Independent Haitians wondered whether staged demonstrations by illiterate unemployed people during the US visit had influenced Mr Clinton's three-man negotiating team of Jimmy Carter, General Colin Powell and Senator Sam Nunn. Tens of thousands have fled to the countryside, leaving the capital deserted, while others are laying low for fear of bloodshed. This meant that the three Americans were unable to get any sense of popular national feeling. Almost 70 per cent of Haitians voted for Fr Aristide in 1991 but his supporters are silent in the face of terror.

The celebratory gunfire from paramilitary thugs showed that what the US President hours before had called 'the most brutal regime in the Western hemisphere' was alive, kicking and delighted.

Mr Clinton has backed down on his demand that Haiti's top three military chiefs, whom he accused of rape and torture, must leave the country. Instead, they are to step down on 15 October. The date, probably chosen by the military chiefs, had a painful significance for Haiti's pro-Aristide majority. General Cedras had once before pledged to step down on the same date last year under a UN deal. He disregarded that accord, which allowed for Fr Aristide's return, and has remained in power since. Mr Carter and his team have returned Haiti diplomatically to square one.

The Carter agreement was a product of Mr Clinton's domestic political concerns. To an American public wary of an invasion, he could justifiably claim success. But the vague, patchwork deal hammered out in surreal talks here between Haiti's 'brutal' leaders and the US team could lead to disaster in Haiti. Aristide supporters were stunned by Mr Clinton's U-turn on his key demand - that the three top military chiefs leave the country. They will now only step down - as they had promised long before. A White House spokesmen said that leaving the country was no longer part of the deal.

Fr Aristide's supporters here are lying low because General Cedras's people and plainclothes gunmen in straw hats, headbands and sunglasses still control most of the country. Fr Aristide might have trouble returning to Haiti while the generals who overthrew him remain here under the benevolent eye of the US, they believe.

'There's no way Aristide can come back now,' said Jean-Claude, 28, an Aristide supporter. 'The US has made a pact with the devil, an agreement with his worst enemies, because they don't think Haiti is worth an American life.

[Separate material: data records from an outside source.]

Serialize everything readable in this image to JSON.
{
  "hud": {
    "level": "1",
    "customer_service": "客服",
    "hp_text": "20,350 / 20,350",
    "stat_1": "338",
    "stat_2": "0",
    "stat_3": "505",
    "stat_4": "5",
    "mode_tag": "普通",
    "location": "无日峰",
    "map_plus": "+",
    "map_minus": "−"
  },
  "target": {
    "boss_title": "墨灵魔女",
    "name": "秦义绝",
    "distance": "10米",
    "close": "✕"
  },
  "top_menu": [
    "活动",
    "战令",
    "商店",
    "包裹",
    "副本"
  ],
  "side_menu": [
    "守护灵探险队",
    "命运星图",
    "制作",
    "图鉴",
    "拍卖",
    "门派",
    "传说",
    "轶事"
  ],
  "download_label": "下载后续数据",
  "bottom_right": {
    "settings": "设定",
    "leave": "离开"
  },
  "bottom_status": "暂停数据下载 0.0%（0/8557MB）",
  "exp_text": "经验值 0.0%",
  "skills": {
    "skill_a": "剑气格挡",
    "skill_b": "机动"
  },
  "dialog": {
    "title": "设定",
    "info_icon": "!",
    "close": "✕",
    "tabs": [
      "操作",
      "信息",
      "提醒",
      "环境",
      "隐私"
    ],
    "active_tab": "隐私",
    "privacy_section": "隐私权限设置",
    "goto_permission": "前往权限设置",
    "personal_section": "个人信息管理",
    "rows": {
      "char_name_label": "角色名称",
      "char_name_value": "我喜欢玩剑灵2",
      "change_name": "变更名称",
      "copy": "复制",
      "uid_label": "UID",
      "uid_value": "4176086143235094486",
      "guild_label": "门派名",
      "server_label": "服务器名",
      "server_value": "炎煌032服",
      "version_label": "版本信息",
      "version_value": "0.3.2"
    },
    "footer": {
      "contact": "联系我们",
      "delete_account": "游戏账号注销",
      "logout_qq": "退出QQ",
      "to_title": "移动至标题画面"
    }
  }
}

Bill Clinton has made a big mistake. He has tried to impress those behind him with his moves. But the chessboard is Haiti and all the pieces are here.'

(Photograph omitted)